# WHAT THIS TASK INVOLVES
Indicate only the number of lines in the listing below in which the word "enter" appears.
-- RAW DATA follows --
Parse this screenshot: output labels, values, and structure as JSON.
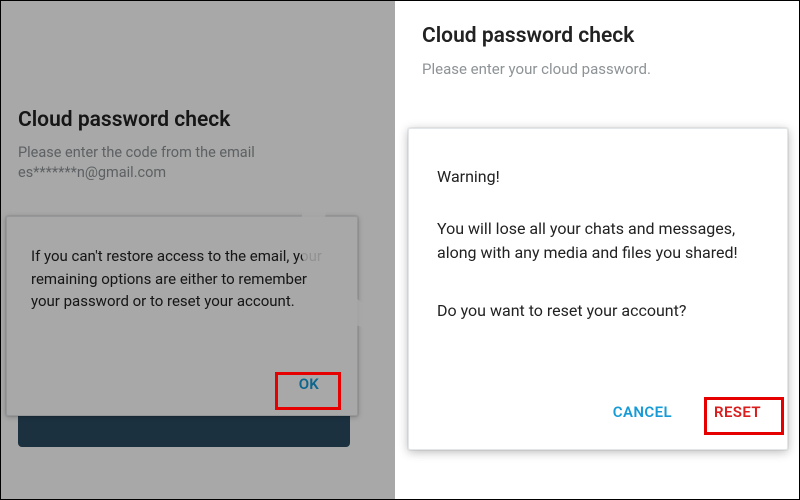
{
  "left": {
    "title": "Cloud password check",
    "subtitle_line1": "Please enter the code from the email",
    "subtitle_line2": "es*******n@gmail.com",
    "dialog": {
      "body": "If you can't restore access to the email, your remaining options are either to remember your password or to reset your account.",
      "ok_label": "OK"
    }
  },
  "right": {
    "title": "Cloud password check",
    "subtitle": "Please enter your cloud password.",
    "dialog": {
      "warning_title": "Warning!",
      "warning_body": "You will lose all your chats and messages, along with any media and files you shared!",
      "question": "Do you want to reset your account?",
      "cancel_label": "CANCEL",
      "reset_label": "RESET"
    }
  }
}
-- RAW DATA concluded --
# EXERCISE ANSWER
2